KICD Warns Parents Against Buying Fake Examinations For Grade 6 Learners.
Kenya Institute of Curriculum Development (KICD) Chief Executive Officer has warned parents against buying fake examination materials for learners who are in Grade 6 preparing to sit their Kenya National Assessment in November this year.
Parents whose children are in Grade 6 have been urged to not buy model test papers (fake examinations as KICD calls them) intended for the first end-of-primary-school assessment under the new Competency-Based Curriculum (CBC) scheduled to be done this November.
Several firms have already started selling model test papers for summative assessment for the CBC pioneer learners which is meant to account for around forty per cent of the overall score.
The remaining 60% comes from formative assessments in Grades 4, 5 and 6.
The assessment’s final score will determine the placement of CBC learners in Junior Secondary School (JSS) with its debut in JSS on the horizon.
“Learners are going to be assessed in Grade 6 and there are people selling model papers supposedly for that grade. Do not buy them…they must be approved by the KICD”, said the Kenya Institute of Curriculum Development Chief Executive Officer (CEO) Charles Ong’ondo.
According to the KICD chief executive officer, the body want to make the November grade 6 national assessment as natural as possible, almost like what they do in school on a day-to-day basis.
Prof Ong’ondo informed parents that the learners have already earned 60% of the ability via the 20 marks gained from Grades 4, 5 and 6.
He revealed that the curriculum allows learners to identify their preferred pathways in senior secondary school once the go through the junior secondary education.
Prof Ong’ondo further said that this is in line with the psychological age of these children. He said that the learners are aged 12 and some are a little older in the ages of 13, 14 and 15.
In addition, the KICD CEO revealed that psychologically this is the most volatile age among humans.
“They want to explore in school, you will see them excelling in sciences but in the coming term their attention shifts to arts. It is fine as this is an age of exploration” explained Prof Ong’ondo.
Ong’ondo was speaking while at the Kenya Private Schools Association (KPSA) conference held in Mombasa which ended on Thursday 7th June.
According to Prof Ong’ondo. The CBC curriculum promotes the achievements of demonstratable learning outcomes in all learners at various levels.
The CBC gives learners interactive skills at the pre-primary school level.
According to Prof Ong’ondo, in the CBC, primary school is all about socialization through numeracy, literacy and social skills.

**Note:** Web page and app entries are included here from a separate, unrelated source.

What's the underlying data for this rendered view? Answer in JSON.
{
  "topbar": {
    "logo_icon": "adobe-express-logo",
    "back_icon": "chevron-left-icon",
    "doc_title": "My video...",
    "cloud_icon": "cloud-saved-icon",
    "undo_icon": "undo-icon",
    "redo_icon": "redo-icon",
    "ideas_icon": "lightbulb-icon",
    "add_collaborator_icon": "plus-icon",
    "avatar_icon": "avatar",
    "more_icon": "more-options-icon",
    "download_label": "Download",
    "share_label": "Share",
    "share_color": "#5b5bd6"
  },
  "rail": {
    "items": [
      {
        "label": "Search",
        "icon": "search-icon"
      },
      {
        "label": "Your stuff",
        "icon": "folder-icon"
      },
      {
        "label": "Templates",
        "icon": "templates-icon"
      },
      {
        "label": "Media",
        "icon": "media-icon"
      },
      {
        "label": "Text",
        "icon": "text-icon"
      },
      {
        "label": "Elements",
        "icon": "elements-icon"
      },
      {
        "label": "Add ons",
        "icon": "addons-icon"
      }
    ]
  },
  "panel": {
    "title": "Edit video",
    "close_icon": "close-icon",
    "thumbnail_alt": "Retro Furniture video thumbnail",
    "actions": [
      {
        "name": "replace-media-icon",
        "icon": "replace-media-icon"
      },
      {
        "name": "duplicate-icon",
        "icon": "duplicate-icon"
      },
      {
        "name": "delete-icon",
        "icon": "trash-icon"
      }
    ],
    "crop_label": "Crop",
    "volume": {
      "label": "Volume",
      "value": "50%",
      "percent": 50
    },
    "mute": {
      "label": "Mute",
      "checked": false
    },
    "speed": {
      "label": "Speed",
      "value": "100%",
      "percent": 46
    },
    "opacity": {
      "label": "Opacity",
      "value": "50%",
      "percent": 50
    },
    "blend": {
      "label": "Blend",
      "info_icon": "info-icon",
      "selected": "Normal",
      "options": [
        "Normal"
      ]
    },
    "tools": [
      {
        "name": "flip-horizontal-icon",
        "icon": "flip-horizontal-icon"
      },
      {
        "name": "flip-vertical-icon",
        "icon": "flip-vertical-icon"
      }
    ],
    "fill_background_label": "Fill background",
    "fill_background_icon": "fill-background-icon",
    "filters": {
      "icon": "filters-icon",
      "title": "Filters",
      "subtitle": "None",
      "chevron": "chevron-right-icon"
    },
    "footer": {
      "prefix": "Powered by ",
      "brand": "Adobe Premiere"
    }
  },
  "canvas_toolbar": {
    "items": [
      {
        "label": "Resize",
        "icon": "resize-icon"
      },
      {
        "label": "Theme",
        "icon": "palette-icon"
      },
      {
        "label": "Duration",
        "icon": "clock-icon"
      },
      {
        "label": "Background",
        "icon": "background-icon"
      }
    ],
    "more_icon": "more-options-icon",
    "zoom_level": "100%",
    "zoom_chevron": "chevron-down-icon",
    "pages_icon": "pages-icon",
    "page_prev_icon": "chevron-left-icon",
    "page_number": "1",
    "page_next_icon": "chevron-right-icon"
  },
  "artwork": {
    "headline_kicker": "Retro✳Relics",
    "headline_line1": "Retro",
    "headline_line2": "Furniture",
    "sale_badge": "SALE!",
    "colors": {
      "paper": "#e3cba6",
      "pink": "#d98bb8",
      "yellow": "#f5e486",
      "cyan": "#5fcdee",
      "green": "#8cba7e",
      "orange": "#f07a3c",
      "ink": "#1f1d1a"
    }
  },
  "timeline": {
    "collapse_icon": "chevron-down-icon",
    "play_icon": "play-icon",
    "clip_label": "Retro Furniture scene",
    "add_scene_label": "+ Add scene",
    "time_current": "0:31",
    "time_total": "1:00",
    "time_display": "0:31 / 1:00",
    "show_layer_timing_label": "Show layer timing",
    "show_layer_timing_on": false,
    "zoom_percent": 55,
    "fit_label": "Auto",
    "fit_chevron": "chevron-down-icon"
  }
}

In his view, senior secondary school is a pre-career level. He said that learners here are prepared on how to enter the workforce or continue with further education.
He revealed that at this stage students will be given the priority to spend more time in areas where they have shown potential like in pure sciences, technology, and arts of performance.